(Entries taken from a collection)

*** Begin section ***

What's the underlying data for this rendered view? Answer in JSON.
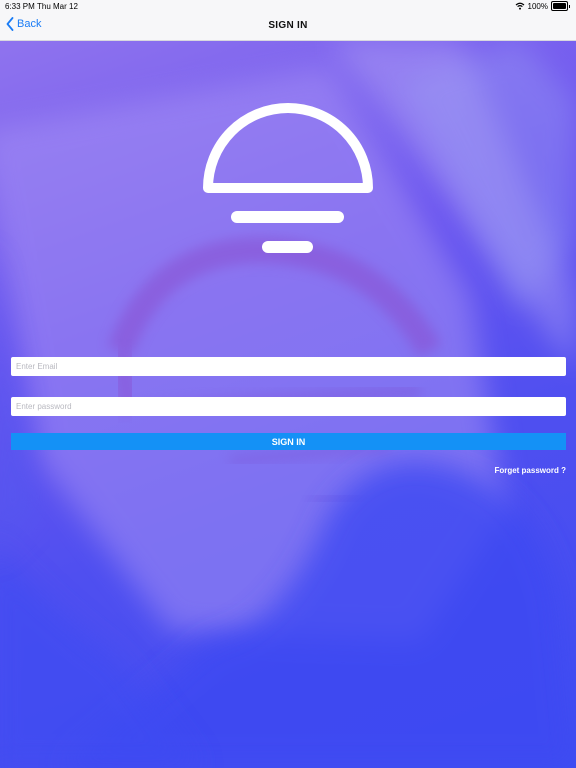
{
  "status_bar": {
    "time": "6:33 PM",
    "date": "Thu Mar 12",
    "battery": "100%"
  },
  "nav": {
    "back_label": "Back",
    "title": "SIGN IN"
  },
  "form": {
    "email_placeholder": "Enter Email",
    "email_value": "",
    "password_placeholder": "Enter password",
    "password_value": "",
    "signin_label": "SIGN IN",
    "forget_label": "Forget password ?"
  },
  "colors": {
    "accent": "#1491f6",
    "back_link": "#1a7cf5",
    "background_gradient_start": "#8f73ee",
    "background_gradient_end": "#3e4df2"
  },
  "icons": {
    "back": "chevron-left-icon",
    "wifi": "wifi-icon",
    "battery": "battery-icon",
    "logo": "lamp-logo-icon"
  }
}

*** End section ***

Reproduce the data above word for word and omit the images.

YOUR SOLUTION –
What's the underlying data for this rendered view? Answer in JSON.
{
  "status_bar": {
    "time": "6:33 PM",
    "date": "Thu Mar 12",
    "battery": "100%"
  },
  "nav": {
    "back_label": "Back",
    "title": "SIGN IN"
  },
  "form": {
    "email_placeholder": "Enter Email",
    "email_value": "",
    "password_placeholder": "Enter password",
    "password_value": "",
    "signin_label": "SIGN IN",
    "forget_label": "Forget password ?"
  },
  "colors": {
    "accent": "#1491f6",
    "back_link": "#1a7cf5",
    "background_gradient_start": "#8f73ee",
    "background_gradient_end": "#3e4df2"
  },
  "icons": {
    "back": "chevron-left-icon",
    "wifi": "wifi-icon",
    "battery": "battery-icon",
    "logo": "lamp-logo-icon"
  }
}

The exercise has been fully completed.